Sometimes a simple portrait is all you need. We do headshots for a local credit union. Between their massive growth and modest turnover, we shoot quite a few. Many find the idea of getting a portrait unpleasant. It’s like hearing yourself on voicemail. We try to make the process as pleasant as possible, which I think makes for a better headshot.
This portrait was shot at the client’s office, but the background is from an office at the Domino’s Farms Office Park. It’s a low, sprawling Frank Lloyd Wright-inspired complex. I’m not sure how Mr. Wright would feel about it, but I liked it. There are cows in the fields adjacent to the building. A pleasant environment. Let me know what you think.
I like shooting portraits on location. Getting people in their own environment. In some ways, it’s easier to see someone’s soul when they are on their home turf. This day I was photographing some exceptional women who were being recognized for there work. I enjoy the excitement of pulling together the location/background, the lighting, and posing until everything works. Or at least I think it does. What do you think?
I did this portrait several years ago, but I think it illustrates the value of design. The C suite employees were represented on the website with these photos. My partner Dave did a few, and I think there were some done in Germany too. Everyone was wearing white shirts on a white gradient background, looking pretty serious. The style integrated with the website well. The total effect was striking. Let me know what you think!

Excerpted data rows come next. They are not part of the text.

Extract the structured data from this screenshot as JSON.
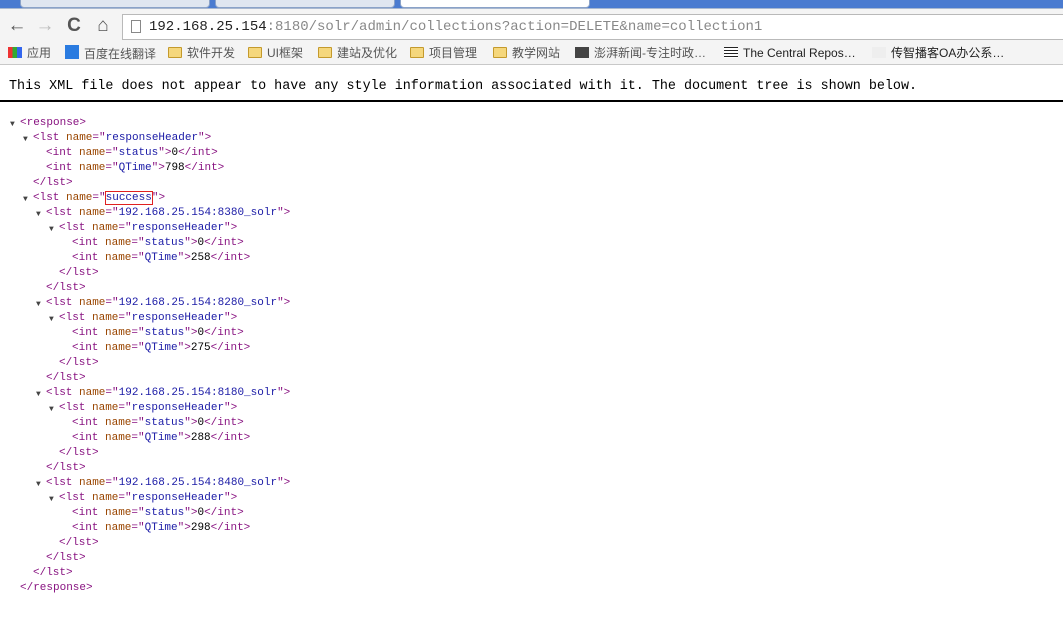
{
  "browser": {
    "tabs": [
      {
        "title": ""
      },
      {
        "title": "solr"
      },
      {
        "title": ""
      }
    ],
    "nav": {
      "back": "←",
      "forward": "→",
      "reload": "C",
      "home": "⌂"
    },
    "url": {
      "host": "192.168.25.154",
      "rest": ":8180/solr/admin/collections?action=DELETE&name=collection1"
    },
    "bookmarks": [
      {
        "label": "应用",
        "icon": "apps-grid-icon"
      },
      {
        "label": "百度在线翻译",
        "icon": "translate-icon"
      },
      {
        "label": "软件开发",
        "icon": "folder-icon"
      },
      {
        "label": "UI框架",
        "icon": "folder-icon"
      },
      {
        "label": "建站及优化",
        "icon": "folder-icon"
      },
      {
        "label": "项目管理",
        "icon": "folder-icon"
      },
      {
        "label": "教学网站",
        "icon": "folder-icon"
      },
      {
        "label": "澎湃新闻-专注时政…",
        "icon": "thepaper-icon"
      },
      {
        "label": "The Central Repos…",
        "icon": "list-icon"
      },
      {
        "label": "传智播客OA办公系…",
        "icon": "abvs-icon"
      }
    ]
  },
  "page": {
    "info": "This XML file does not appear to have any style information associated with it. The document tree is shown below.",
    "highlighted": "success",
    "tree": {
      "tag": "response",
      "children": [
        {
          "tag": "lst",
          "name": "responseHeader",
          "children": [
            {
              "tag": "int",
              "name": "status",
              "value": "0"
            },
            {
              "tag": "int",
              "name": "QTime",
              "value": "798"
            }
          ]
        },
        {
          "tag": "lst",
          "name": "success",
          "children": [
            {
              "tag": "lst",
              "name": "192.168.25.154:8380_solr",
              "children": [
                {
                  "tag": "lst",
                  "name": "responseHeader",
                  "children": [
                    {
                      "tag": "int",
                      "name": "status",
                      "value": "0"
                    },
                    {
                      "tag": "int",
                      "name": "QTime",
                      "value": "258"
                    }
                  ]
                }
              ]
            },
            {
              "tag": "lst",
              "name": "192.168.25.154:8280_solr",
              "children": [
                {
                  "tag": "lst",
                  "name": "responseHeader",
                  "children": [
                    {
                      "tag": "int",
                      "name": "status",
                      "value": "0"
                    },
                    {
                      "tag": "int",
                      "name": "QTime",
                      "value": "275"
                    }
                  ]
                }
              ]
            },
            {
              "tag": "lst",
              "name": "192.168.25.154:8180_solr",
              "children": [
                {
                  "tag": "lst",
                  "name": "responseHeader",
                  "children": [
                    {
                      "tag": "int",
                      "name": "status",
                      "value": "0"
                    },
                    {
                      "tag": "int",
                      "name": "QTime",
                      "value": "288"
                    }
                  ]
                }
              ]
            },
            {
              "tag": "lst",
              "name": "192.168.25.154:8480_solr",
              "children": [
                {
                  "tag": "lst",
                  "name": "responseHeader",
                  "children": [
                    {
                      "tag": "int",
                      "name": "status",
                      "value": "0"
                    },
                    {
                      "tag": "int",
                      "name": "QTime",
                      "value": "298"
                    }
                  ]
                }
              ]
            }
          ]
        }
      ]
    }
  }
}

Your image is for you to decide. You can be all buttoned up, literally and figuratively, or a little looser and more approachable. Many companies choose for you and have dressing requirements. We’ve done photography for clients who had all their executives wear white shirts with no tie, others a suit and tie, and still others like the photo above. Let me know what you think.
In the course of my work I often photograph lawyers. For attorneys, putting your name, and face, out there is a crucial step in acquiring new clients. Websites, PR releases, business cards, and social media all benefit from a good portrait. Headshots like this one can be used to fill various needs. If it’s cropped tight, it will work for a LinkedIn profile. Cropped vertically, it would work for a PR release. I am always interested in your thoughts.

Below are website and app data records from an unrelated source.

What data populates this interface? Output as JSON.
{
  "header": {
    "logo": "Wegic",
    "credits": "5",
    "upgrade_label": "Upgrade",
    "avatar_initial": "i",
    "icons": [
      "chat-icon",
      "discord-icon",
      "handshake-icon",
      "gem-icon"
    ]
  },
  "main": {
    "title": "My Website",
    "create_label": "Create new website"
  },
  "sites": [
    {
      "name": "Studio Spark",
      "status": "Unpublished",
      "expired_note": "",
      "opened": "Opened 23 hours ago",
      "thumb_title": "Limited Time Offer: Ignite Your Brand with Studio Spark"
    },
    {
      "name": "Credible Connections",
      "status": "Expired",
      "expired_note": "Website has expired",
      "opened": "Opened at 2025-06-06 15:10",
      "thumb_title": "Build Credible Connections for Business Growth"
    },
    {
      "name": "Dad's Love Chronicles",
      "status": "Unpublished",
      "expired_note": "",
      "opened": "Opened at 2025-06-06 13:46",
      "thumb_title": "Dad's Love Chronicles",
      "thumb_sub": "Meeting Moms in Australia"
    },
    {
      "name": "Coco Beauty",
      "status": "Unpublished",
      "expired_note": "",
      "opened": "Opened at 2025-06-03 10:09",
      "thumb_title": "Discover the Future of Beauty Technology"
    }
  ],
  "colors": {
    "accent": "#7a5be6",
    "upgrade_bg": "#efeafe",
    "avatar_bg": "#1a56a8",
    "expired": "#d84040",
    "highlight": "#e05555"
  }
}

Often when I take a professional portrait it is an anxiety provoking experience for the subject. It’s my job to capture self-confidence and well-being. I do my best to make people feel comfortable and relaxed. When photographing lawyers and other professionals, I aim for a portrait that conveys confidence, trust and poise.
As always, I’m interested in your thoughts and comments.

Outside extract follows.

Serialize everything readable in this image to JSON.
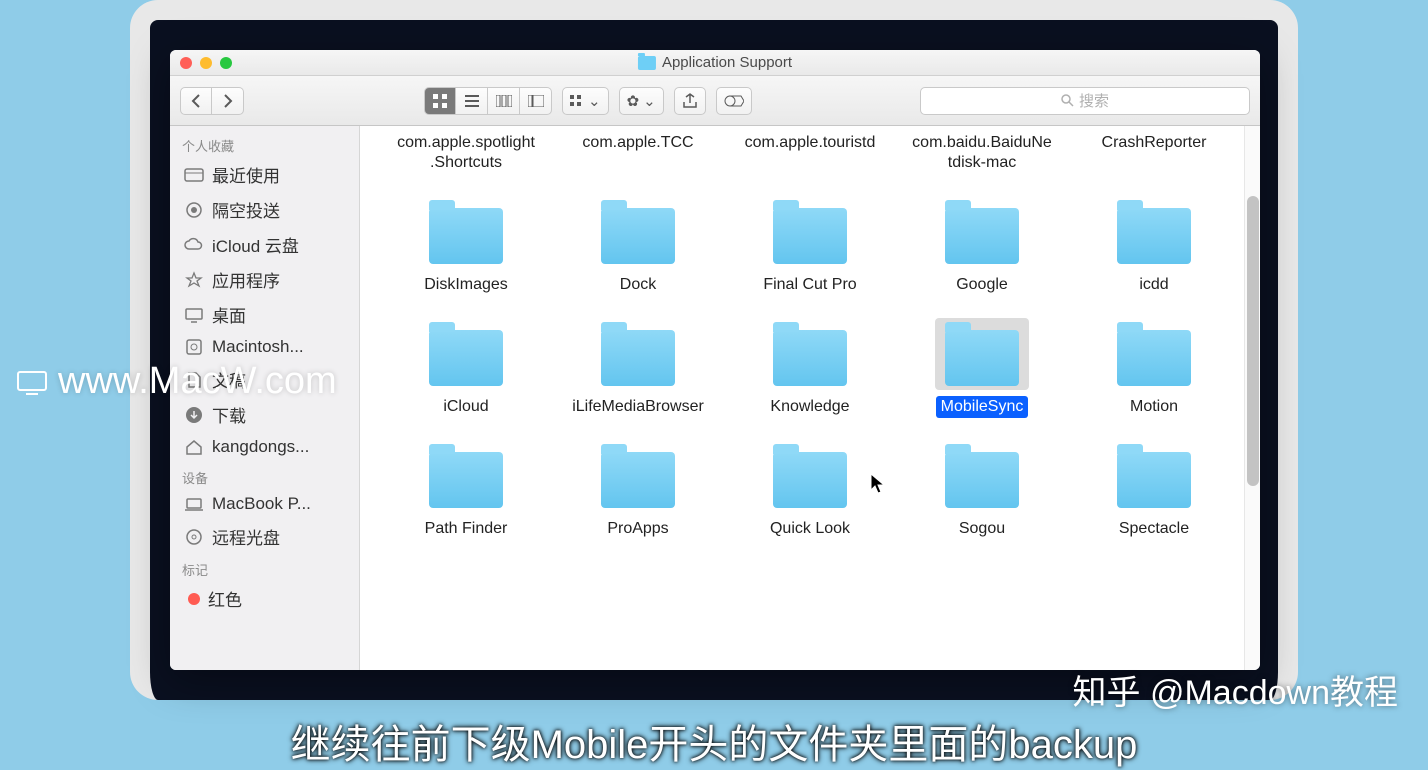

The fact is, everything is shot in color. Unless of course, you are actually using B&W film! My point is, limiting yourself to shades of gray is very deliberate. Sometimes it’s a cost thing if it’s going to appear in print. Often it’s just an effort to simplify. The smaller palette means that you’ve got to make what’s left work a little harder. I’m always interested in your thoughts and comments.
The whole idea behind a business portrait is to convey something about who you are, to someone that doesn’t know you. It can be the image on a corporate ID badge, but personally I think a business portrait has bigger job. No matter what your job: doctor, financial consultant, lawyer or sales, it’s important that people trust you. So a business portrait or headshot is what goes before you, to stand in your place until you get face to face. It’s a big job. Let me know what you think.
You might call it a headshot, but to me, headshot is a term better reserved for the picture on your driver’s license. A portrait on the other hand, reveals a little more of your inner nature, your soul if you like. My business partner David shoots most of the portraits for Blue Sky, but he’s been out of town, so I get a crack at it. It’s challenging, because it’s more that just getting the lighting and technical stuff right, you have to connect with your subject, in order to help them reveal who they are.